Record extracts: Begin
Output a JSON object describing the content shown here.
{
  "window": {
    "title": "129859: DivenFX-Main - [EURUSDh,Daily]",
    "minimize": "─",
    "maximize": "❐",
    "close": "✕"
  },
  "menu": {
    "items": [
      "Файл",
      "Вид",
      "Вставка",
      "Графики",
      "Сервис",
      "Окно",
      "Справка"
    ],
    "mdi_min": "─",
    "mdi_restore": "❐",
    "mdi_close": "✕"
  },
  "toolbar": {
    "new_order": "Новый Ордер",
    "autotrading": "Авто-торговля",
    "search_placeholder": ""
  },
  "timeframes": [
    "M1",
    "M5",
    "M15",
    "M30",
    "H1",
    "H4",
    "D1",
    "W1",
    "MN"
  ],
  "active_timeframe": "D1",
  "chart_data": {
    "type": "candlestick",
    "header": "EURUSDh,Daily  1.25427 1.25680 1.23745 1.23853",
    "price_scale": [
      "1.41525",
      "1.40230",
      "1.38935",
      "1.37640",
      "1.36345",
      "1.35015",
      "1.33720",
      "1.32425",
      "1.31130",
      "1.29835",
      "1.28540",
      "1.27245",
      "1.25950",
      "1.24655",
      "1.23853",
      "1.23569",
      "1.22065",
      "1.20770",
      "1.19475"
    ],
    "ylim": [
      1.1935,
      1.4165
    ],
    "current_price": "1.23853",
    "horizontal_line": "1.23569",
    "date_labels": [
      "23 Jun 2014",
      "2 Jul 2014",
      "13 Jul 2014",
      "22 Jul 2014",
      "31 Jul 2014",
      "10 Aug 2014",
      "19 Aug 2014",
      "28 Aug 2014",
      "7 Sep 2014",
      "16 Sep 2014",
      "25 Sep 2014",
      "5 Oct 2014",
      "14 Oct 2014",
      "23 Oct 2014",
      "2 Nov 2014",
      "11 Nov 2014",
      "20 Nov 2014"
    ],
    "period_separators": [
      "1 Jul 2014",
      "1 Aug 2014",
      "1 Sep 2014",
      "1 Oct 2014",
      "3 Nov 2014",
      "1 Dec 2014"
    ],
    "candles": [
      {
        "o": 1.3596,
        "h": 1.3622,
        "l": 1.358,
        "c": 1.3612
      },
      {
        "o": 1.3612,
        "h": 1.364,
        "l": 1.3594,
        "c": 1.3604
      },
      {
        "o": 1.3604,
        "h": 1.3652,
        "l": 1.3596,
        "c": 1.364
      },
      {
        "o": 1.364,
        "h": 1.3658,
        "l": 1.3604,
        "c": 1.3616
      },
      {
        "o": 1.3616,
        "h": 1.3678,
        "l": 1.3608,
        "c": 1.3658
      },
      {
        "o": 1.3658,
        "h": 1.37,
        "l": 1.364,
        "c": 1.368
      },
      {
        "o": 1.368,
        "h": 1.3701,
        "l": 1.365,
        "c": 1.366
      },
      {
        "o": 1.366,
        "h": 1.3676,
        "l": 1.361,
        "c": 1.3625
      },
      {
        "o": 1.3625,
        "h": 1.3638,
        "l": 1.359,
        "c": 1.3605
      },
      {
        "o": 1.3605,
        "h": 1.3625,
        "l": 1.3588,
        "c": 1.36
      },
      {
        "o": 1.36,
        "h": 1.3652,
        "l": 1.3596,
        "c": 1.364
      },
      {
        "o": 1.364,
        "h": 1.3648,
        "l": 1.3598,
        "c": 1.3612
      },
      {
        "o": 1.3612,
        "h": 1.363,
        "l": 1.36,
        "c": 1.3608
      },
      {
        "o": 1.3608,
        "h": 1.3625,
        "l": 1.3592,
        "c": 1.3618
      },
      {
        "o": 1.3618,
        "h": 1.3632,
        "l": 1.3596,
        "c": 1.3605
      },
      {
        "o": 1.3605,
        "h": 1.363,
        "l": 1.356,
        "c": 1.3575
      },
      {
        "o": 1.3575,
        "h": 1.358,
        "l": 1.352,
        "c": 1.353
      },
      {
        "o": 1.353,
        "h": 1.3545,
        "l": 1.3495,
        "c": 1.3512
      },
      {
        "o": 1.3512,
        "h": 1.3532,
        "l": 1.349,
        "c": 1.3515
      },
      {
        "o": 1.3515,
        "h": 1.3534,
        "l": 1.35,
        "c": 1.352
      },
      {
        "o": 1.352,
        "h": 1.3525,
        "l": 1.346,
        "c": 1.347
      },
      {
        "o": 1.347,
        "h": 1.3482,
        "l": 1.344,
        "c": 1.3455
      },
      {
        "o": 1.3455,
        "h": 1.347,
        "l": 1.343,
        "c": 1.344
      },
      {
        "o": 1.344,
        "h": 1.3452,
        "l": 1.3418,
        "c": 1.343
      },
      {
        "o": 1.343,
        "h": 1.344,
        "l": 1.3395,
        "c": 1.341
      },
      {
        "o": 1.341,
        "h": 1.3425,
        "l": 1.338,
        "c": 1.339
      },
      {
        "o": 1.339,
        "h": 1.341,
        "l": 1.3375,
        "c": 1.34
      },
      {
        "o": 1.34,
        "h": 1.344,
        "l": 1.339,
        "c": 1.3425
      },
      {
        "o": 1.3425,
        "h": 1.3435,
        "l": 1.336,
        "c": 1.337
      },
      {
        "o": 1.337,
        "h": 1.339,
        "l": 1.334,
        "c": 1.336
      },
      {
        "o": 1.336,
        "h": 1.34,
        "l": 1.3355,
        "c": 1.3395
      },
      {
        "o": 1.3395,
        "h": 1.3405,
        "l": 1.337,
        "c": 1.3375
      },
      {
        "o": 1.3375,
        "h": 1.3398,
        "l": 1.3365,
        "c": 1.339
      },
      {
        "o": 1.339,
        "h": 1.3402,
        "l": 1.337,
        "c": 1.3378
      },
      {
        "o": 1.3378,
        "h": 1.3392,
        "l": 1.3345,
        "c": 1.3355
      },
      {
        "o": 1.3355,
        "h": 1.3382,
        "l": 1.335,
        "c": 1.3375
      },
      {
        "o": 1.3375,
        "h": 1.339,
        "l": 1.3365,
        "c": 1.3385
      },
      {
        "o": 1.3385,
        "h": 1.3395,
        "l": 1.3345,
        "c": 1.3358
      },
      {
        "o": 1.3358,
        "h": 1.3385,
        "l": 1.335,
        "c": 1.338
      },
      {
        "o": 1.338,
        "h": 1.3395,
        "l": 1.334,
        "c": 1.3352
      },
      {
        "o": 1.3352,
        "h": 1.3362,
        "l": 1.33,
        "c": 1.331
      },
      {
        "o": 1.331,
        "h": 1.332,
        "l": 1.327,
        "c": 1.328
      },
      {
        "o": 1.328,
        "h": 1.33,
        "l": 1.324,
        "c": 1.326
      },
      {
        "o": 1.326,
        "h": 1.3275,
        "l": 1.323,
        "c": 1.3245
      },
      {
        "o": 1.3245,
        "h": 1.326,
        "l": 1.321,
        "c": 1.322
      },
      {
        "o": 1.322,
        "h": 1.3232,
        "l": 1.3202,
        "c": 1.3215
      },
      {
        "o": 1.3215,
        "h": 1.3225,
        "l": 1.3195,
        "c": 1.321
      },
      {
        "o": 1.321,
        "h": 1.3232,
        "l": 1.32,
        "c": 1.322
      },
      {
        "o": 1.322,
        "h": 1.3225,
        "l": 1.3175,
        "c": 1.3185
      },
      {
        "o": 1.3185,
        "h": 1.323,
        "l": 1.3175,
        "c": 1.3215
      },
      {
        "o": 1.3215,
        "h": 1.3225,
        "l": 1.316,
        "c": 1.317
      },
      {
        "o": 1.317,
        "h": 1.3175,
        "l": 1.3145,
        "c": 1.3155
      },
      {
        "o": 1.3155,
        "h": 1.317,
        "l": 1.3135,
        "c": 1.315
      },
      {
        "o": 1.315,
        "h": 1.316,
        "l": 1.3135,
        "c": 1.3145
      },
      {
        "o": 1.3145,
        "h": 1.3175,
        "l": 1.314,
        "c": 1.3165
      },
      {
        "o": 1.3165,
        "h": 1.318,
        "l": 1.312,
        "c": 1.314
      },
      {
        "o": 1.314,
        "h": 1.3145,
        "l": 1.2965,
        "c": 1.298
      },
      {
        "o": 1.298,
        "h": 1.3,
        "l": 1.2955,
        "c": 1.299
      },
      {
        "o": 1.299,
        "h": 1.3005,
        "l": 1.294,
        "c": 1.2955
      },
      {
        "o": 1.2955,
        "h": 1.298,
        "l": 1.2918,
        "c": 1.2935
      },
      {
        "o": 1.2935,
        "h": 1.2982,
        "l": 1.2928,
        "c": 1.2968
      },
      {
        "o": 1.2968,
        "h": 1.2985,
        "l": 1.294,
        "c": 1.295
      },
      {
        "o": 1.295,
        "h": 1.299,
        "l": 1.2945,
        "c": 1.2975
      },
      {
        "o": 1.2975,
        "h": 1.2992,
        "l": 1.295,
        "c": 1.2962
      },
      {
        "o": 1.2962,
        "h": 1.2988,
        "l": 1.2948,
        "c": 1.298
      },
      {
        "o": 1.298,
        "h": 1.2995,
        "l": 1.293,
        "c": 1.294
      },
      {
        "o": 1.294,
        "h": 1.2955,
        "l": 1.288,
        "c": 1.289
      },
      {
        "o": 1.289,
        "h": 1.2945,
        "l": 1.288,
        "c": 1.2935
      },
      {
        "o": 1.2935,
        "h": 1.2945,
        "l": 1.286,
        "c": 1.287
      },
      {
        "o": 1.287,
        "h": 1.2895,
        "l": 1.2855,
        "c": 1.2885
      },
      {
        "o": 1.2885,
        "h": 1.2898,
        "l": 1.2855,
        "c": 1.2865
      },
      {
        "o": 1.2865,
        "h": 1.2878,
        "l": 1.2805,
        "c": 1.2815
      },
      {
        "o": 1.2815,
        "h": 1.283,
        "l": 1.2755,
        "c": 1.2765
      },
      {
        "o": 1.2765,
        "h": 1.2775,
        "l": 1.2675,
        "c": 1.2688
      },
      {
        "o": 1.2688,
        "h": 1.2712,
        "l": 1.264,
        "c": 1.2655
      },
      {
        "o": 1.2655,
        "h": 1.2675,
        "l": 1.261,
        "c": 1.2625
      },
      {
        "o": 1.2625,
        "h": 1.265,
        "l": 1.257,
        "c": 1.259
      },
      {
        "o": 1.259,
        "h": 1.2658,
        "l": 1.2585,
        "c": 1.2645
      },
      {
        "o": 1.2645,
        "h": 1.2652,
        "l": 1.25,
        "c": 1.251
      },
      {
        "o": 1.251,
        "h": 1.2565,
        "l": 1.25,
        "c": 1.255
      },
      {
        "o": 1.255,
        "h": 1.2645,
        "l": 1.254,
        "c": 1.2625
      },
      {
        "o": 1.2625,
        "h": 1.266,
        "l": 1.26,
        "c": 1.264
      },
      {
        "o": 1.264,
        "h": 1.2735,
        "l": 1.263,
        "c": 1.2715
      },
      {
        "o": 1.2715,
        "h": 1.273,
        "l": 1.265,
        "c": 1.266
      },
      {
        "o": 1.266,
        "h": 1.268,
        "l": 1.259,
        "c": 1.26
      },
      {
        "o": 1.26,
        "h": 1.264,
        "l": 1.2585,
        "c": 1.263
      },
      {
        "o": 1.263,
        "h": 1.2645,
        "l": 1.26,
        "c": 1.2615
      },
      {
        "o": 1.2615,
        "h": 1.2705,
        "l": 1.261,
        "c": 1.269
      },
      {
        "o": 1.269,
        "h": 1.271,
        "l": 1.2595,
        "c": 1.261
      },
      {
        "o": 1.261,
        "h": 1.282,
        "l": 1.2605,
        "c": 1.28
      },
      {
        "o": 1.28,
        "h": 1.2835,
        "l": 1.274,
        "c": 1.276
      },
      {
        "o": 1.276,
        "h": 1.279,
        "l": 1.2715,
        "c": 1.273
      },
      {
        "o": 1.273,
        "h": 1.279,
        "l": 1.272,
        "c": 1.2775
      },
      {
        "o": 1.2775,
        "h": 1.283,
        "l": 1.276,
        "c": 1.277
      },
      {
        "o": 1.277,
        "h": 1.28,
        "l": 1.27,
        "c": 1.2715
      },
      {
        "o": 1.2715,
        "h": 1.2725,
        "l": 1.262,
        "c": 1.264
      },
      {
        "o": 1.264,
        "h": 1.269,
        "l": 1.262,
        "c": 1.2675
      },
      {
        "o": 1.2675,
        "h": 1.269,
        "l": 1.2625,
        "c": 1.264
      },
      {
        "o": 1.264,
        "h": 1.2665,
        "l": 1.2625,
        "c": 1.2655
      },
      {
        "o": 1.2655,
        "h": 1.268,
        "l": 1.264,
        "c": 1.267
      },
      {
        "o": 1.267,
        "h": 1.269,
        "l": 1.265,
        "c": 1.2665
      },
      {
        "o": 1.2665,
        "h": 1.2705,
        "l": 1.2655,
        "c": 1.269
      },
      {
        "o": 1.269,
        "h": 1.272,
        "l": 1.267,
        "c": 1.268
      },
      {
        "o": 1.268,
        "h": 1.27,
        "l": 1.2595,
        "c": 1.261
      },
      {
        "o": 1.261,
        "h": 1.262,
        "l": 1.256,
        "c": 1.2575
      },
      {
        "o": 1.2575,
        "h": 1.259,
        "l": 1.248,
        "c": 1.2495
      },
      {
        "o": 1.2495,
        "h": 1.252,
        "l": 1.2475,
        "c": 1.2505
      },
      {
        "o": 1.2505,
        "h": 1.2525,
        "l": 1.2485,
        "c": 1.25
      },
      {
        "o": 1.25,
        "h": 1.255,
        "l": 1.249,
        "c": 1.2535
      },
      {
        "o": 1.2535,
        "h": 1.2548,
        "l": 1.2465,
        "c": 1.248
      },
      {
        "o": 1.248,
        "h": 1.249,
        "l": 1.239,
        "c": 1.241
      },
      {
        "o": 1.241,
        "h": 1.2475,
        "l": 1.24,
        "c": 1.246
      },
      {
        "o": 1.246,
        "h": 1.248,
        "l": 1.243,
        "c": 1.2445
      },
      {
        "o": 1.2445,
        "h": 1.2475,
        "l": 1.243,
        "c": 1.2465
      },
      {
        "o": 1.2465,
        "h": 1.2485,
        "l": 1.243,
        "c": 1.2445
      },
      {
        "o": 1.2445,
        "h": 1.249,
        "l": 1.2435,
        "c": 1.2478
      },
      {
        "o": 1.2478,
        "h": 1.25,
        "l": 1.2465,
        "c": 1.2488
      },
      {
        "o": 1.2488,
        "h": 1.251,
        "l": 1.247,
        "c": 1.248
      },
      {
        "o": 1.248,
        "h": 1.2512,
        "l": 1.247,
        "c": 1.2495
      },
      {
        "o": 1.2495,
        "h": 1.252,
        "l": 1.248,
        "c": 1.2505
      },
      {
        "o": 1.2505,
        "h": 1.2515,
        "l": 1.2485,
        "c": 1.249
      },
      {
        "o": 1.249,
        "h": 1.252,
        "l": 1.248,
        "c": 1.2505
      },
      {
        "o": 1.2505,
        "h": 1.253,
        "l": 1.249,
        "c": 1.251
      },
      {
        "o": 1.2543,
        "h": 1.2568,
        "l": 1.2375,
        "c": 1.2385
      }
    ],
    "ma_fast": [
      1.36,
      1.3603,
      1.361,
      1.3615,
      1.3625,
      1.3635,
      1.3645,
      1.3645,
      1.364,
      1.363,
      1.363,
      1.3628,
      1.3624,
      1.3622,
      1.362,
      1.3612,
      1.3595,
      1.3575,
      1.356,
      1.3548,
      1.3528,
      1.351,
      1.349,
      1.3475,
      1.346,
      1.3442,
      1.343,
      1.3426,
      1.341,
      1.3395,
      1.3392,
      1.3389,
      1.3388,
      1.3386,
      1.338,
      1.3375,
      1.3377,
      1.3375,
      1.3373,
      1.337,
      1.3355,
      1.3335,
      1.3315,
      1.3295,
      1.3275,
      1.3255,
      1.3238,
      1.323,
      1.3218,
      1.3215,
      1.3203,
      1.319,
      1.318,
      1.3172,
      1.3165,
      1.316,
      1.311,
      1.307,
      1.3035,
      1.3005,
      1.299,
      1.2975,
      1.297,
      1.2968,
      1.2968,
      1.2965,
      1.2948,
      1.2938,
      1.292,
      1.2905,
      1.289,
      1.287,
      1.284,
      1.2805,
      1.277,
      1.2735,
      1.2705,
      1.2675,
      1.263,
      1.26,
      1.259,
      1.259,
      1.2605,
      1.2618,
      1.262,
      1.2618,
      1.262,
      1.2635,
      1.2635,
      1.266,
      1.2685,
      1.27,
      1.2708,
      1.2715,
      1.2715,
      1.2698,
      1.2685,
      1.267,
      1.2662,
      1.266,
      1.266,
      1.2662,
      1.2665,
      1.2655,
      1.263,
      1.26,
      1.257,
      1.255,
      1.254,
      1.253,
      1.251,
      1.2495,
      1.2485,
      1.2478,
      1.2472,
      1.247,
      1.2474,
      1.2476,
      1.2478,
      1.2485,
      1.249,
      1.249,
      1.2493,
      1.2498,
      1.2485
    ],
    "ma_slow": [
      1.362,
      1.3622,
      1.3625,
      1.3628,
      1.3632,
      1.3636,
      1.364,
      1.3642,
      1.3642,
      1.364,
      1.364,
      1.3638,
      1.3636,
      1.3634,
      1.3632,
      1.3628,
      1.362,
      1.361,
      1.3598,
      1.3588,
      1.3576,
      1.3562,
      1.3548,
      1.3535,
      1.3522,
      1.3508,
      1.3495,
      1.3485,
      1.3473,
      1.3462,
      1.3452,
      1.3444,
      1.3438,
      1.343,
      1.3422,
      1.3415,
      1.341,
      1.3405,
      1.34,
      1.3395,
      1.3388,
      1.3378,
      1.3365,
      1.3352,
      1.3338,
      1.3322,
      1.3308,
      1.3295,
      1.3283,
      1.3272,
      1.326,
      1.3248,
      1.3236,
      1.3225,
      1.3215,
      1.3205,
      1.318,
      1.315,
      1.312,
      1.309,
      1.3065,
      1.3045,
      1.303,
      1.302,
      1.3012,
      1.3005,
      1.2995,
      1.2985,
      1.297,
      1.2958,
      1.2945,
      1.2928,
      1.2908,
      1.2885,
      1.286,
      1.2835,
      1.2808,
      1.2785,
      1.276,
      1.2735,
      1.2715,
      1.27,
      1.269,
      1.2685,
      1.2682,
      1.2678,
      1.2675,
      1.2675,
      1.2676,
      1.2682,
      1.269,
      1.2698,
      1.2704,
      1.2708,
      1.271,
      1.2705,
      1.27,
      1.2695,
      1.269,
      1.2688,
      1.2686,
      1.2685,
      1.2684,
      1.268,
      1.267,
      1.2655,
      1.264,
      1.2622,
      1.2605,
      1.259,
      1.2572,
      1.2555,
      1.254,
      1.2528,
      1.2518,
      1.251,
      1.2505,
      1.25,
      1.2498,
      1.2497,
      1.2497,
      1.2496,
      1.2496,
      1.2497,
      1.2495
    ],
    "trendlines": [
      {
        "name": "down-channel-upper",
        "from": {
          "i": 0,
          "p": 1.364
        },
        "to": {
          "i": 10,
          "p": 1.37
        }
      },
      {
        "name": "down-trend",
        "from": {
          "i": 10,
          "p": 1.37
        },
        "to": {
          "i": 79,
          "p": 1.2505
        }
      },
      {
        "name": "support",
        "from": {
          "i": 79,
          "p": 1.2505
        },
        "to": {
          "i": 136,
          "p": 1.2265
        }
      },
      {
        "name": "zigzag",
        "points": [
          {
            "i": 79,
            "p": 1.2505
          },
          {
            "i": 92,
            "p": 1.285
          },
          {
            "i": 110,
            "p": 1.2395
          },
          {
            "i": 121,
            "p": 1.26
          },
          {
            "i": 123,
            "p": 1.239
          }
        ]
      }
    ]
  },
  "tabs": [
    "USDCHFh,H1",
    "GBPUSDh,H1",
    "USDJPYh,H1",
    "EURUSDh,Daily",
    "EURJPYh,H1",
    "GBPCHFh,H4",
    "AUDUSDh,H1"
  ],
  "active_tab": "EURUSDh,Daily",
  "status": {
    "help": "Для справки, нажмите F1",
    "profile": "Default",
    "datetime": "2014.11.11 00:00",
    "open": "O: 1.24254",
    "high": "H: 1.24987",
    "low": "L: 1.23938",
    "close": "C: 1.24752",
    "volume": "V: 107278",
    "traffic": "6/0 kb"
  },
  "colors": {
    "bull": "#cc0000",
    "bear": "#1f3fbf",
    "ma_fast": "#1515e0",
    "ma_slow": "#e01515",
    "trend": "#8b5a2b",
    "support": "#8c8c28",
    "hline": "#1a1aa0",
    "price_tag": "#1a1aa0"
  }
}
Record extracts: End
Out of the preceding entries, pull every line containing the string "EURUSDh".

### Answer box
    "title": "129859: DivenFX-Main - [EURUSDh,Daily]",
    "header": "EURUSDh,Daily  1.25427 1.25680 1.23745 1.23853",
    "EURUSDh,Daily",
  "active_tab": "EURUSDh,Daily",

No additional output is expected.